:: What this task involves ::
Word for word, copy every line of the data.

-- Opening Marker --

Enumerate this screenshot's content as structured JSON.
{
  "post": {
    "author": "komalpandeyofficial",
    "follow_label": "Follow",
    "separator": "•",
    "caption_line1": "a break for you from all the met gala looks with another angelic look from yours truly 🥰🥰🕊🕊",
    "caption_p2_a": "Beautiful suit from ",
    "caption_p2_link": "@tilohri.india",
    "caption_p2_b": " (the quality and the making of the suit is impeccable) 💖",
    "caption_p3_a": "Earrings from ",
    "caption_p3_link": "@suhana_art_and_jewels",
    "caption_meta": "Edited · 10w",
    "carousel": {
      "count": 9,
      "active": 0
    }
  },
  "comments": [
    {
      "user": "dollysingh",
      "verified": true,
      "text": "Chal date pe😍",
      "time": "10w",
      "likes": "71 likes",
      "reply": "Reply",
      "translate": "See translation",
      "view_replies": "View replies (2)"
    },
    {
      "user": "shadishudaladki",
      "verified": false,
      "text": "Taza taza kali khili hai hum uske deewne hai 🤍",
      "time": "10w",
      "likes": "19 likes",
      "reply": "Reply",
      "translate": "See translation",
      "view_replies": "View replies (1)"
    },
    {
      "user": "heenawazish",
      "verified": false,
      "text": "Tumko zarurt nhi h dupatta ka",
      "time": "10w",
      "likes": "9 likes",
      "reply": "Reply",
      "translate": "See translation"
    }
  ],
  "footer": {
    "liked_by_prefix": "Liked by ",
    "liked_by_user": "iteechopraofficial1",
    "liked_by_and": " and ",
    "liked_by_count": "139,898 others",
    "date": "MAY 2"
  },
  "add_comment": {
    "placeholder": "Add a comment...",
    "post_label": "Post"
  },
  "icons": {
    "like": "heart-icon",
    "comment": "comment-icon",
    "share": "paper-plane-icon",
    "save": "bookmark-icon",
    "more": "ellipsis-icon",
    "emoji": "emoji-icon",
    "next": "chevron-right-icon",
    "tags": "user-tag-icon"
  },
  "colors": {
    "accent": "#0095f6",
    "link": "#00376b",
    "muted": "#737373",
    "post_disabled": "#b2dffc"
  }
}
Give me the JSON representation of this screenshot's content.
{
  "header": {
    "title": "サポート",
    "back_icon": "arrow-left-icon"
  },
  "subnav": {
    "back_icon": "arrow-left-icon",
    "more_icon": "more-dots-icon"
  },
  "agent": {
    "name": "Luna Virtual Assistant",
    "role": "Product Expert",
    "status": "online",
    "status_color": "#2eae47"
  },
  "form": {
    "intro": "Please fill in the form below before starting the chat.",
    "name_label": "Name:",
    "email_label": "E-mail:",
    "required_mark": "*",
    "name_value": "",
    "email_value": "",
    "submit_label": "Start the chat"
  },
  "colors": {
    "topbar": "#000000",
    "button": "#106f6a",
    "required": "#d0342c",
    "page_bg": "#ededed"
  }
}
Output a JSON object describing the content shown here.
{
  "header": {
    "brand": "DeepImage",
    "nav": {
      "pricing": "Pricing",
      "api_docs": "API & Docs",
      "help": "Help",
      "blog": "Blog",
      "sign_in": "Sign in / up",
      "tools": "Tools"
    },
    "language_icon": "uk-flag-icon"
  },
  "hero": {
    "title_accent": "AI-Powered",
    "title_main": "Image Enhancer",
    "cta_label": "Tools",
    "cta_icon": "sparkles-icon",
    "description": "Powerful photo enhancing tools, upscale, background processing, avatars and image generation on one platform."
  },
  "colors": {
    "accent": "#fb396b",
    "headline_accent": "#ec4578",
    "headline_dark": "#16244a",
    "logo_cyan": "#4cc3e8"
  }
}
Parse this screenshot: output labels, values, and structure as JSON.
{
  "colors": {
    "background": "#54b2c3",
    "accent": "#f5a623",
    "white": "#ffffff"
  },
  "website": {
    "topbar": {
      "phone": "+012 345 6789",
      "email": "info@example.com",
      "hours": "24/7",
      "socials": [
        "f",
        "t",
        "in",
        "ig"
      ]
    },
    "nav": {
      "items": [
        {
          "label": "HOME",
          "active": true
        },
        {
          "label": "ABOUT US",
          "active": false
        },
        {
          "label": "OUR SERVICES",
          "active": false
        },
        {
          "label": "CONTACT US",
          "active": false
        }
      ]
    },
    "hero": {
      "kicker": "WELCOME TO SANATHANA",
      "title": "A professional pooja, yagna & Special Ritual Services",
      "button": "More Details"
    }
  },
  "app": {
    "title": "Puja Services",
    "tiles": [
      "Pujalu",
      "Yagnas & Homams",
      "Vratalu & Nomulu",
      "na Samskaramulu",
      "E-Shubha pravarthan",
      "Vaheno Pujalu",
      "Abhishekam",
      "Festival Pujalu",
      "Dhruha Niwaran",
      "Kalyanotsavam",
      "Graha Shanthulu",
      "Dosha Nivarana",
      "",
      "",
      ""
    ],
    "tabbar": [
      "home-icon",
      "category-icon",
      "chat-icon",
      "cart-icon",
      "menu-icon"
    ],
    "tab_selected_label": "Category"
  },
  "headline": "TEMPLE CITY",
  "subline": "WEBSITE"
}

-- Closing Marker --

:: Answer section ::
Enumerate this screenshot's content as structured JSON.
{
  "post": {
    "author": "komalpandeyofficial",
    "follow_label": "Follow",
    "separator": "•",
    "caption_line1": "a break for you from all the met gala looks with another angelic look from yours truly 🥰🥰🕊🕊",
    "caption_p2_a": "Beautiful suit from ",
    "caption_p2_link": "@tilohri.india",
    "caption_p2_b": " (the quality and the making of the suit is impeccable) 💖",
    "caption_p3_a": "Earrings from ",
    "caption_p3_link": "@suhana_art_and_jewels",
    "caption_meta": "Edited · 10w",
    "carousel": {
      "count": 9,
      "active": 0
    }
  },
  "comments": [
    {
      "user": "dollysingh",
      "verified": true,
      "text": "Chal date pe😍",
      "time": "10w",
      "likes": "71 likes",
      "reply": "Reply",
      "translate": "See translation",
      "view_replies": "View replies (2)"
    },
    {
      "user": "shadishudaladki",
      "verified": false,
      "text": "Taza taza kali khili hai hum uske deewne hai 🤍",
      "time": "10w",
      "likes": "19 likes",
      "reply": "Reply",
      "translate": "See translation",
      "view_replies": "View replies (1)"
    },
    {
      "user": "heenawazish",
      "verified": false,
      "text": "Tumko zarurt nhi h dupatta ka",
      "time": "10w",
      "likes": "9 likes",
      "reply": "Reply",
      "translate": "See translation"
    }
  ],
  "footer": {
    "liked_by_prefix": "Liked by ",
    "liked_by_user": "iteechopraofficial1",
    "liked_by_and": " and ",
    "liked_by_count": "139,898 others",
    "date": "MAY 2"
  },
  "add_comment": {
    "placeholder": "Add a comment...",
    "post_label": "Post"
  },
  "icons": {
    "like": "heart-icon",
    "comment": "comment-icon",
    "share": "paper-plane-icon",
    "save": "bookmark-icon",
    "more": "ellipsis-icon",
    "emoji": "emoji-icon",
    "next": "chevron-right-icon",
    "tags": "user-tag-icon"
  },
  "colors": {
    "accent": "#0095f6",
    "link": "#00376b",
    "muted": "#737373",
    "post_disabled": "#b2dffc"
  }
}
Give me the JSON representation of this screenshot's content.
{
  "header": {
    "title": "サポート",
    "back_icon": "arrow-left-icon"
  },
  "subnav": {
    "back_icon": "arrow-left-icon",
    "more_icon": "more-dots-icon"
  },
  "agent": {
    "name": "Luna Virtual Assistant",
    "role": "Product Expert",
    "status": "online",
    "status_color": "#2eae47"
  },
  "form": {
    "intro": "Please fill in the form below before starting the chat.",
    "name_label": "Name:",
    "email_label": "E-mail:",
    "required_mark": "*",
    "name_value": "",
    "email_value": "",
    "submit_label": "Start the chat"
  },
  "colors": {
    "topbar": "#000000",
    "button": "#106f6a",
    "required": "#d0342c",
    "page_bg": "#ededed"
  }
}
Output a JSON object describing the content shown here.
{
  "header": {
    "brand": "DeepImage",
    "nav": {
      "pricing": "Pricing",
      "api_docs": "API & Docs",
      "help": "Help",
      "blog": "Blog",
      "sign_in": "Sign in / up",
      "tools": "Tools"
    },
    "language_icon": "uk-flag-icon"
  },
  "hero": {
    "title_accent": "AI-Powered",
    "title_main": "Image Enhancer",
    "cta_label": "Tools",
    "cta_icon": "sparkles-icon",
    "description": "Powerful photo enhancing tools, upscale, background processing, avatars and image generation on one platform."
  },
  "colors": {
    "accent": "#fb396b",
    "headline_accent": "#ec4578",
    "headline_dark": "#16244a",
    "logo_cyan": "#4cc3e8"
  }
}
Parse this screenshot: output labels, values, and structure as JSON.
{
  "colors": {
    "background": "#54b2c3",
    "accent": "#f5a623",
    "white": "#ffffff"
  },
  "website": {
    "topbar": {
      "phone": "+012 345 6789",
      "email": "info@example.com",
      "hours": "24/7",
      "socials": [
        "f",
        "t",
        "in",
        "ig"
      ]
    },
    "nav": {
      "items": [
        {
          "label": "HOME",
          "active": true
        },
        {
          "label": "ABOUT US",
          "active": false
        },
        {
          "label": "OUR SERVICES",
          "active": false
        },
        {
          "label": "CONTACT US",
          "active": false
        }
      ]
    },
    "hero": {
      "kicker": "WELCOME TO SANATHANA",
      "title": "A professional pooja, yagna & Special Ritual Services",
      "button": "More Details"
    }
  },
  "app": {
    "title": "Puja Services",
    "tiles": [
      "Pujalu",
      "Yagnas & Homams",
      "Vratalu & Nomulu",
      "na Samskaramulu",
      "E-Shubha pravarthan",
      "Vaheno Pujalu",
      "Abhishekam",
      "Festival Pujalu",
      "Dhruha Niwaran",
      "Kalyanotsavam",
      "Graha Shanthulu",
      "Dosha Nivarana",
      "",
      "",
      ""
    ],
    "tabbar": [
      "home-icon",
      "category-icon",
      "chat-icon",
      "cart-icon",
      "menu-icon"
    ],
    "tab_selected_label": "Category"
  },
  "headline": "TEMPLE CITY",
  "subline": "WEBSITE"
}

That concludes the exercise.